[Input material — start]
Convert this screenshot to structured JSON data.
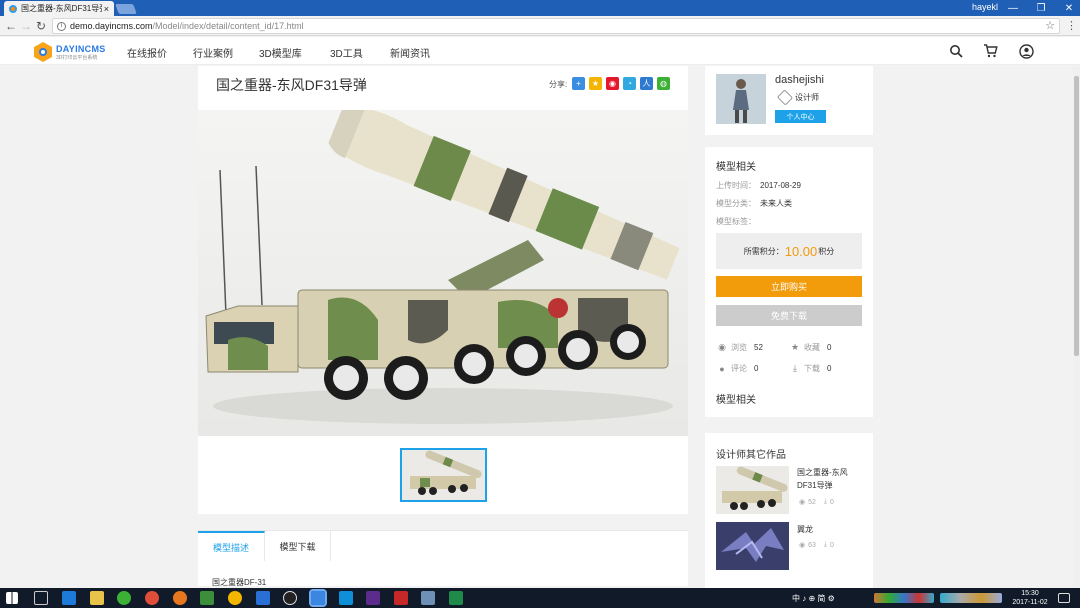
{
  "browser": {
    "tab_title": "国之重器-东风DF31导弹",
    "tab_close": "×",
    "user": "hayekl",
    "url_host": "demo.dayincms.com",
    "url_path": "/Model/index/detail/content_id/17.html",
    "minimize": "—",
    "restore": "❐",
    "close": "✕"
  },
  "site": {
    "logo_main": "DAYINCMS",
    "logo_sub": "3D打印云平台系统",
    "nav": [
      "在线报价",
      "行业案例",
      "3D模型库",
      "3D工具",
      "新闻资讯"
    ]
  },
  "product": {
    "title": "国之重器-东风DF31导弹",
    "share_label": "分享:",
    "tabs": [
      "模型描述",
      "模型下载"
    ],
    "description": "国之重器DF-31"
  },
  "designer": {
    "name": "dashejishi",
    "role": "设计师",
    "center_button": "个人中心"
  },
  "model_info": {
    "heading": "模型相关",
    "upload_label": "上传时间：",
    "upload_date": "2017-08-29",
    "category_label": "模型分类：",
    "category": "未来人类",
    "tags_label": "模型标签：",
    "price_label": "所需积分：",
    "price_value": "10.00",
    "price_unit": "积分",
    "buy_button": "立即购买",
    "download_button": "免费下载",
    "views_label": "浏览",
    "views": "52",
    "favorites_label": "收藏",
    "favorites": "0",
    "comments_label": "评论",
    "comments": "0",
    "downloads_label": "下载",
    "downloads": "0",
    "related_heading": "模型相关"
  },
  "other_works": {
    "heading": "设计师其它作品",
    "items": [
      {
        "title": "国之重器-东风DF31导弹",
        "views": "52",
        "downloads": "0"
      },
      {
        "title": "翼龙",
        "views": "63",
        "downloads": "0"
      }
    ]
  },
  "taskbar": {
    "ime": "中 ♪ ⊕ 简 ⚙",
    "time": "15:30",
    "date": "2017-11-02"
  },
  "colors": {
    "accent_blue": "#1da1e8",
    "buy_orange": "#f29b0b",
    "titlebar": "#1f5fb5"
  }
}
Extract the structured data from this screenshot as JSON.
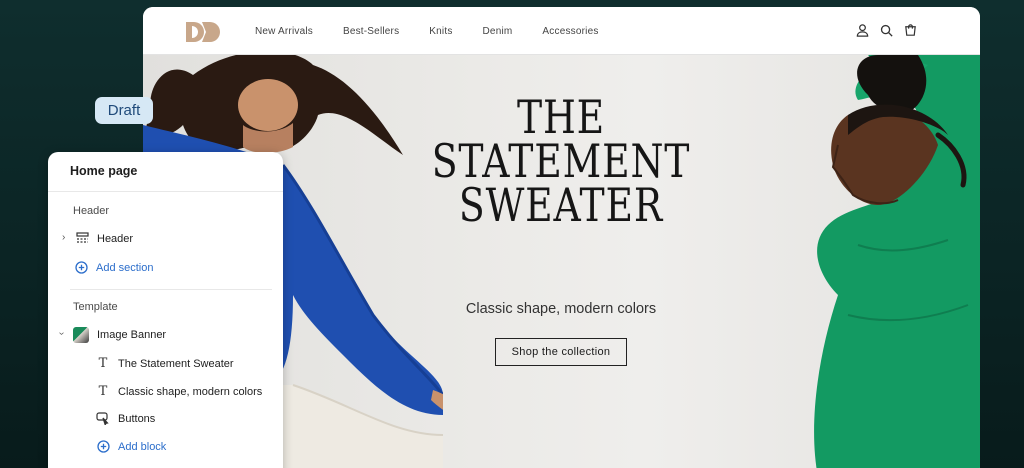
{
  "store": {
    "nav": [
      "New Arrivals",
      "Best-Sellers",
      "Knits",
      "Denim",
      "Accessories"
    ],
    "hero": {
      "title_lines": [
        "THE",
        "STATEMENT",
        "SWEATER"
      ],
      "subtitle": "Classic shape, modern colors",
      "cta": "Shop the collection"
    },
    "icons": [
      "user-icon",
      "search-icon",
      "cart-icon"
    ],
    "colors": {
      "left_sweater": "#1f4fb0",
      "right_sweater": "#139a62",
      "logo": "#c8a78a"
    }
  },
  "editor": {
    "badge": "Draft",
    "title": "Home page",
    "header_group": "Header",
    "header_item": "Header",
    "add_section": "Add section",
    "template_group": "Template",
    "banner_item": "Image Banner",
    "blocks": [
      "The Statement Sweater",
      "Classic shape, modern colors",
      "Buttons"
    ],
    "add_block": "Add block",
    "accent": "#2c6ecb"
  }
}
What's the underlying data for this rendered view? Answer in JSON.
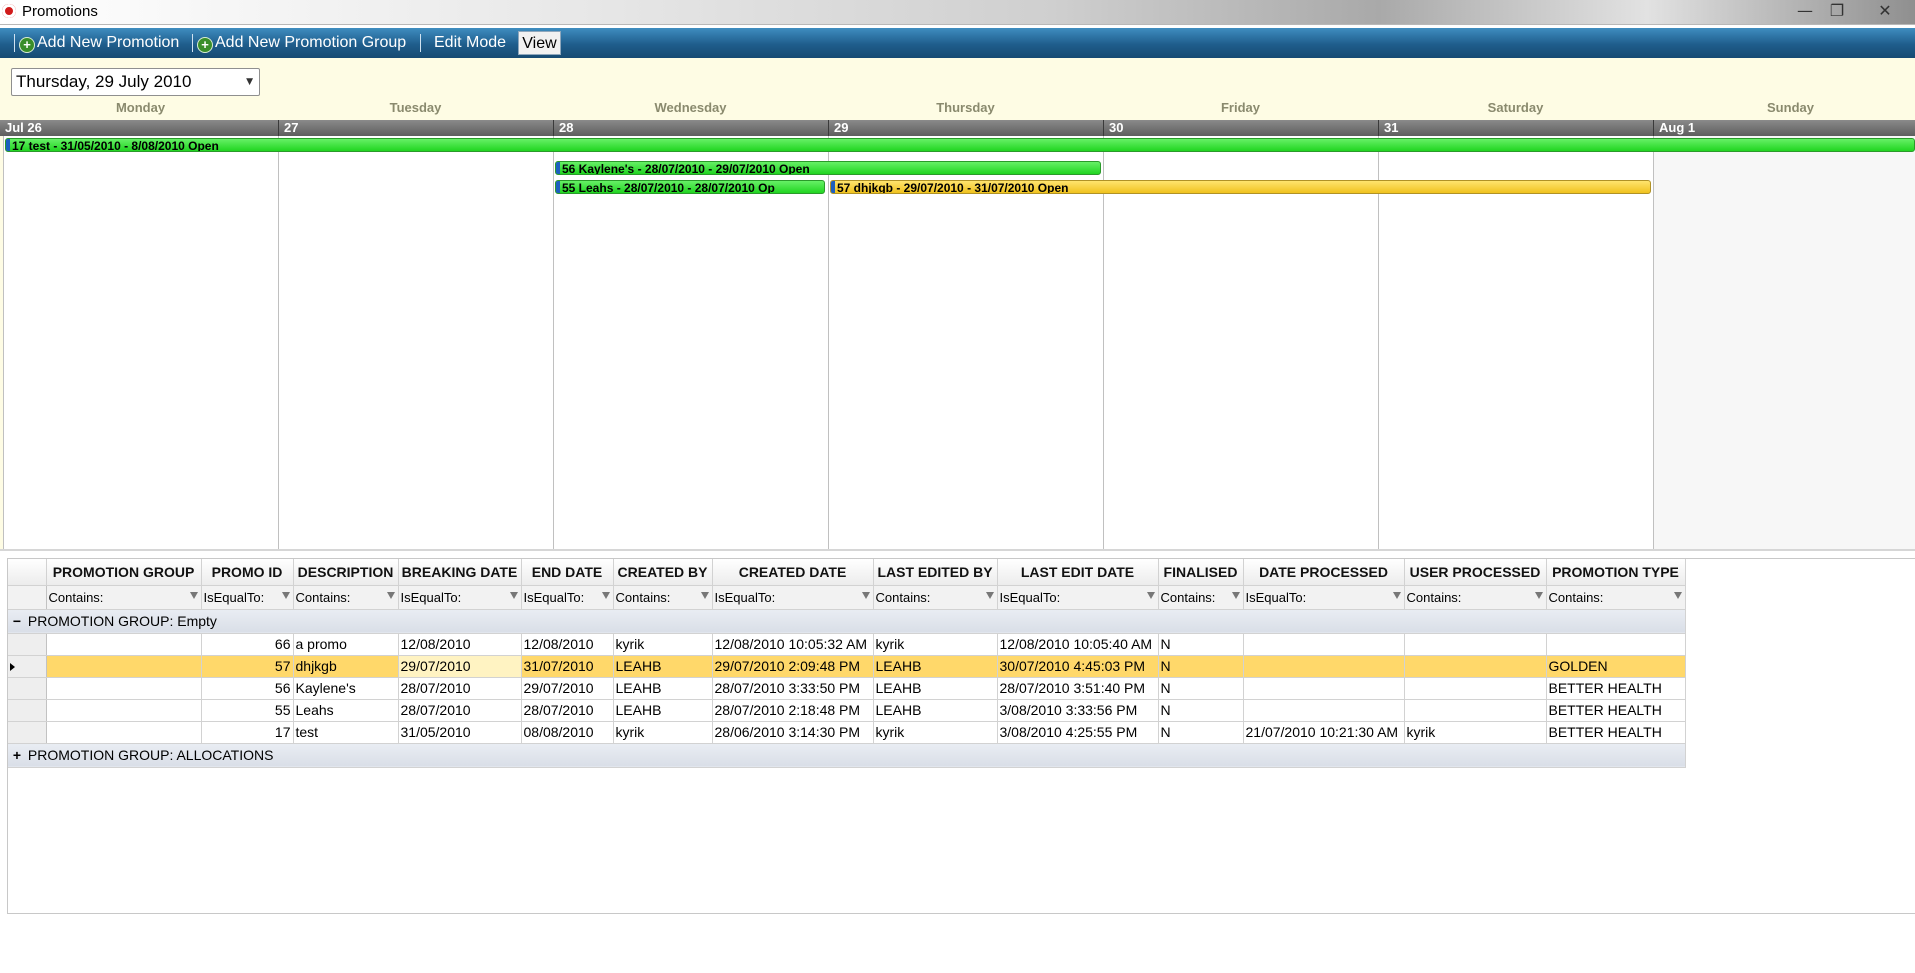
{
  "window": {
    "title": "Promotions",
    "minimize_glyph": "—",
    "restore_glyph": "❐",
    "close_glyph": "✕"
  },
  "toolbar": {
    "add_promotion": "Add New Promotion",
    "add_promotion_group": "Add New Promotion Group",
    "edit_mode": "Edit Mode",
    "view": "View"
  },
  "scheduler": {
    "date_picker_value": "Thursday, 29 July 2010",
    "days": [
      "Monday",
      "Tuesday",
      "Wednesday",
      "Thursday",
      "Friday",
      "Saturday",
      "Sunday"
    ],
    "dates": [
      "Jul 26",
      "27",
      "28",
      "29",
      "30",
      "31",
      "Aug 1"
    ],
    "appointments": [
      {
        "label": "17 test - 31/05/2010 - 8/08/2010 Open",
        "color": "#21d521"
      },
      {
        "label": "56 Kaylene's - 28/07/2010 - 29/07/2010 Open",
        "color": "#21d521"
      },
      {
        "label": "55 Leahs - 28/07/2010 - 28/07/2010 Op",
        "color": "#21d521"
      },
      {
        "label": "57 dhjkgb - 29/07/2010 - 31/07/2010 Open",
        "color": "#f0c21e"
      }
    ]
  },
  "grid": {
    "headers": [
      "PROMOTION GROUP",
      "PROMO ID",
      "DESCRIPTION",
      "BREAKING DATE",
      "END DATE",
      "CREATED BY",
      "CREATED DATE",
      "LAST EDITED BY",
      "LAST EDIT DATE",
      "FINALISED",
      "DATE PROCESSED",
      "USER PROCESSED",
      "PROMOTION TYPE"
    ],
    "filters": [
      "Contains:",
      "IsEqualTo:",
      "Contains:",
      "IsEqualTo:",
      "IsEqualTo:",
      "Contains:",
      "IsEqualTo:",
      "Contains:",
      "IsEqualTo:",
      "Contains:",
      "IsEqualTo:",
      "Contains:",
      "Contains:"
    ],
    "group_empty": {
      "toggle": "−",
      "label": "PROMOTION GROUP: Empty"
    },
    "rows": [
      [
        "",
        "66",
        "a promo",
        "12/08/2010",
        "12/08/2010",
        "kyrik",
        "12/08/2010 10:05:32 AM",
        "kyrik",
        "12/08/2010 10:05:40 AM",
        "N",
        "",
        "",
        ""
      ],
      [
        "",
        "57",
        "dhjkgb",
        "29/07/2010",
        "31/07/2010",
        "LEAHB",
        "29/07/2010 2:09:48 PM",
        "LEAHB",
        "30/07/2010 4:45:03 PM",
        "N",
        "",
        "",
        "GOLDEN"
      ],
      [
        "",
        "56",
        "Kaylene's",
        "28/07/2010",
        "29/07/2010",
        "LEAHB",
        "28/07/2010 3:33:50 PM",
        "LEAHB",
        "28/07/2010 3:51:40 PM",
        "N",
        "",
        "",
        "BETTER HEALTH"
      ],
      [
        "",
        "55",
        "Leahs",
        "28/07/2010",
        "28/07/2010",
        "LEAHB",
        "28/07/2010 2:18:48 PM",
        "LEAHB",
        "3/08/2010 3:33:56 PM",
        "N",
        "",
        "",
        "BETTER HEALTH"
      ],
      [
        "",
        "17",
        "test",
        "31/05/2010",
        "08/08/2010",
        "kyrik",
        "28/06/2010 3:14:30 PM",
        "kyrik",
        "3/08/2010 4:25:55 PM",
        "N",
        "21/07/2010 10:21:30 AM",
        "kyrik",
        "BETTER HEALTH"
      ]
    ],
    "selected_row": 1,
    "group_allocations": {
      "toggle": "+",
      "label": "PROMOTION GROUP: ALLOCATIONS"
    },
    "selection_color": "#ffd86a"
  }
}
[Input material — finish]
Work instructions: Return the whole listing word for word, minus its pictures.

Exercise solution:
Convert this screenshot to structured JSON data.
{
  "browser": {
    "tab_title": "国之重器-东风DF31导弹",
    "tab_close": "×",
    "user": "hayekl",
    "url_host": "demo.dayincms.com",
    "url_path": "/Model/index/detail/content_id/17.html",
    "minimize": "—",
    "restore": "❐",
    "close": "✕"
  },
  "site": {
    "logo_main": "DAYINCMS",
    "logo_sub": "3D打印云平台系统",
    "nav": [
      "在线报价",
      "行业案例",
      "3D模型库",
      "3D工具",
      "新闻资讯"
    ]
  },
  "product": {
    "title": "国之重器-东风DF31导弹",
    "share_label": "分享:",
    "tabs": [
      "模型描述",
      "模型下载"
    ],
    "description": "国之重器DF-31"
  },
  "designer": {
    "name": "dashejishi",
    "role": "设计师",
    "center_button": "个人中心"
  },
  "model_info": {
    "heading": "模型相关",
    "upload_label": "上传时间：",
    "upload_date": "2017-08-29",
    "category_label": "模型分类：",
    "category": "未来人类",
    "tags_label": "模型标签：",
    "price_label": "所需积分：",
    "price_value": "10.00",
    "price_unit": "积分",
    "buy_button": "立即购买",
    "download_button": "免费下载",
    "views_label": "浏览",
    "views": "52",
    "favorites_label": "收藏",
    "favorites": "0",
    "comments_label": "评论",
    "comments": "0",
    "downloads_label": "下载",
    "downloads": "0",
    "related_heading": "模型相关"
  },
  "other_works": {
    "heading": "设计师其它作品",
    "items": [
      {
        "title": "国之重器-东风DF31导弹",
        "views": "52",
        "downloads": "0"
      },
      {
        "title": "翼龙",
        "views": "63",
        "downloads": "0"
      }
    ]
  },
  "taskbar": {
    "ime": "中 ♪ ⊕ 简 ⚙",
    "time": "15:30",
    "date": "2017-11-02"
  },
  "colors": {
    "accent_blue": "#1da1e8",
    "buy_orange": "#f29b0b",
    "titlebar": "#1f5fb5"
  }
}
Extract the structured data from this screenshot as JSON.
{
  "store": {
    "nav": [
      "New Arrivals",
      "Best-Sellers",
      "Knits",
      "Denim",
      "Accessories"
    ],
    "hero": {
      "title_lines": [
        "THE",
        "STATEMENT",
        "SWEATER"
      ],
      "subtitle": "Classic shape, modern colors",
      "cta": "Shop the collection"
    },
    "icons": [
      "user-icon",
      "search-icon",
      "cart-icon"
    ],
    "colors": {
      "left_sweater": "#1f4fb0",
      "right_sweater": "#139a62",
      "logo": "#c8a78a"
    }
  },
  "editor": {
    "badge": "Draft",
    "title": "Home page",
    "header_group": "Header",
    "header_item": "Header",
    "add_section": "Add section",
    "template_group": "Template",
    "banner_item": "Image Banner",
    "blocks": [
      "The Statement Sweater",
      "Classic shape, modern colors",
      "Buttons"
    ],
    "add_block": "Add block",
    "accent": "#2c6ecb"
  }
}
What's the underlying data for this rendered view? Answer in JSON.
{
  "window": {
    "title": "Promotions",
    "minimize_glyph": "—",
    "restore_glyph": "❐",
    "close_glyph": "✕"
  },
  "toolbar": {
    "add_promotion": "Add New Promotion",
    "add_promotion_group": "Add New Promotion Group",
    "edit_mode": "Edit Mode",
    "view": "View"
  },
  "scheduler": {
    "date_picker_value": "Thursday, 29 July 2010",
    "days": [
      "Monday",
      "Tuesday",
      "Wednesday",
      "Thursday",
      "Friday",
      "Saturday",
      "Sunday"
    ],
    "dates": [
      "Jul 26",
      "27",
      "28",
      "29",
      "30",
      "31",
      "Aug 1"
    ],
    "appointments": [
      {
        "label": "17 test - 31/05/2010 - 8/08/2010 Open",
        "color": "#21d521"
      },
      {
        "label": "56 Kaylene's - 28/07/2010 - 29/07/2010 Open",
        "color": "#21d521"
      },
      {
        "label": "55 Leahs - 28/07/2010 - 28/07/2010 Op",
        "color": "#21d521"
      },
      {
        "label": "57 dhjkgb - 29/07/2010 - 31/07/2010 Open",
        "color": "#f0c21e"
      }
    ]
  },
  "grid": {
    "headers": [
      "PROMOTION GROUP",
      "PROMO ID",
      "DESCRIPTION",
      "BREAKING DATE",
      "END DATE",
      "CREATED BY",
      "CREATED DATE",
      "LAST EDITED BY",
      "LAST EDIT DATE",
      "FINALISED",
      "DATE PROCESSED",
      "USER PROCESSED",
      "PROMOTION TYPE"
    ],
    "filters": [
      "Contains:",
      "IsEqualTo:",
      "Contains:",
      "IsEqualTo:",
      "IsEqualTo:",
      "Contains:",
      "IsEqualTo:",
      "Contains:",
      "IsEqualTo:",
      "Contains:",
      "IsEqualTo:",
      "Contains:",
      "Contains:"
    ],
    "group_empty": {
      "toggle": "−",
      "label": "PROMOTION GROUP: Empty"
    },
    "rows": [
      [
        "",
        "66",
        "a promo",
        "12/08/2010",
        "12/08/2010",
        "kyrik",
        "12/08/2010 10:05:32 AM",
        "kyrik",
        "12/08/2010 10:05:40 AM",
        "N",
        "",
        "",
        ""
      ],
      [
        "",
        "57",
        "dhjkgb",
        "29/07/2010",
        "31/07/2010",
        "LEAHB",
        "29/07/2010 2:09:48 PM",
        "LEAHB",
        "30/07/2010 4:45:03 PM",
        "N",
        "",
        "",
        "GOLDEN"
      ],
      [
        "",
        "56",
        "Kaylene's",
        "28/07/2010",
        "29/07/2010",
        "LEAHB",
        "28/07/2010 3:33:50 PM",
        "LEAHB",
        "28/07/2010 3:51:40 PM",
        "N",
        "",
        "",
        "BETTER HEALTH"
      ],
      [
        "",
        "55",
        "Leahs",
        "28/07/2010",
        "28/07/2010",
        "LEAHB",
        "28/07/2010 2:18:48 PM",
        "LEAHB",
        "3/08/2010 3:33:56 PM",
        "N",
        "",
        "",
        "BETTER HEALTH"
      ],
      [
        "",
        "17",
        "test",
        "31/05/2010",
        "08/08/2010",
        "kyrik",
        "28/06/2010 3:14:30 PM",
        "kyrik",
        "3/08/2010 4:25:55 PM",
        "N",
        "21/07/2010 10:21:30 AM",
        "kyrik",
        "BETTER HEALTH"
      ]
    ],
    "selected_row": 1,
    "group_allocations": {
      "toggle": "+",
      "label": "PROMOTION GROUP: ALLOCATIONS"
    },
    "selection_color": "#ffd86a"
  }
}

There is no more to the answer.